In May, Germany announced that it was making its €49 monthly national train pass permanent. But with rising inflation and lower salaries, average Germans complain that even this is too much, and the program’s future is uncertain.
In the summer of 2022, the German national government offered a €9 ($9.50) monthly train pass, a three-month deal that German Chancellor Olaf Scholz hailed as “one of the best ideas” by his government. The promotional ticket, designed to help residents cope with rising inflation and fuel costs as a result of Russia’s invasion of Ukraine, was easily purchased on busses and light rail and from vending machines using a European bank card or international credit card.
Compared with that short-lived deal, only 43% of Germans thought that public transit should cost no more than €49/month. Another recent survey found that 25% of Germans think public transit shouldn’t charge riders at all. But a study by Germany’s Ministry of Transport predicts that this price isn’t sustainable—transport companies continue facing rising energy costs, disrupted supply chains, and staffing shortages.
Is the subsidy worth it?
Currently, both the German federal and state governments each contribute €1.5 billion ($1.6 billion) to keep the national train pass at €49. Some states, such as Bavaria, where state-wide tickets are €29, have subsidized the pass even more. German think tank the Wuppertal Institute estimates that making train tickets €29 nationally would double demand.
This could have a major positive environmental impact—the popularity of the €9 ticket prevented an estimated 600,000 tons of CO2 emissions per month.
Cost of living crisis
Rising transportation costs are only one part of the challenge Germans are facing. While Americans continue to feel the pinch of inflation at the grocery store and at restaurants (US consumer food prices rose by an estimated 4.9% in July), inflation rates for similar products in Germany is up 11%.
Germany’s economy continues to slowly bounce back from the Pandemic. Housing in Germany takes up less of a family’s income than in most rich countries, but it’s not uncommon for 10% of a household’s budget to be spent on energy. This is largely because 27% of their energy comes from natural gas, 55% of which was sourced from Russia before the invasion of Ukraine (as of June, Germany only sourced 25% of its gas from Russia).

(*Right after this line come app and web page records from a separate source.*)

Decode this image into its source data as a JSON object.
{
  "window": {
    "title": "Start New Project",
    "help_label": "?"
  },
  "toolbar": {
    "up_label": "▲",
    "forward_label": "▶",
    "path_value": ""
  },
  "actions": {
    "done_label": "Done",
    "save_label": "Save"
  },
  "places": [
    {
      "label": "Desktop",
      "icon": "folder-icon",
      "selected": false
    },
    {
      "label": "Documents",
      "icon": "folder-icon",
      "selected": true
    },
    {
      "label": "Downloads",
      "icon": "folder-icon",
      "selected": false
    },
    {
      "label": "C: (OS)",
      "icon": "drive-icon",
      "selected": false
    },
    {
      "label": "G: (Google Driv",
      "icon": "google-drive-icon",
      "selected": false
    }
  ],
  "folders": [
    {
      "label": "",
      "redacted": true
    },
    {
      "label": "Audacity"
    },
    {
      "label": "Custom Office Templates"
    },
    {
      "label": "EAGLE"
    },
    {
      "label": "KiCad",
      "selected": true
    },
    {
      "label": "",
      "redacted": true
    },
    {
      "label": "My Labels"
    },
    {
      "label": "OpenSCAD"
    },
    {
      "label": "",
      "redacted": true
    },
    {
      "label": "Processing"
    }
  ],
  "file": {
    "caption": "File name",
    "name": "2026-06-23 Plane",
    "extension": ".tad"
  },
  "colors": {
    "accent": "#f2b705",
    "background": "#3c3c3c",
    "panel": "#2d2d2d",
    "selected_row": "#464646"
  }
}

Yet Germany is being creative about ways to bounce back from the Pandemic, and economic hurdles imposed by the war in Ukraine. In Berlin, residents between the ages of 18-23 are being encouraged to get back out in the city’s night life with a €50 culture card, courtesy of the city’s government.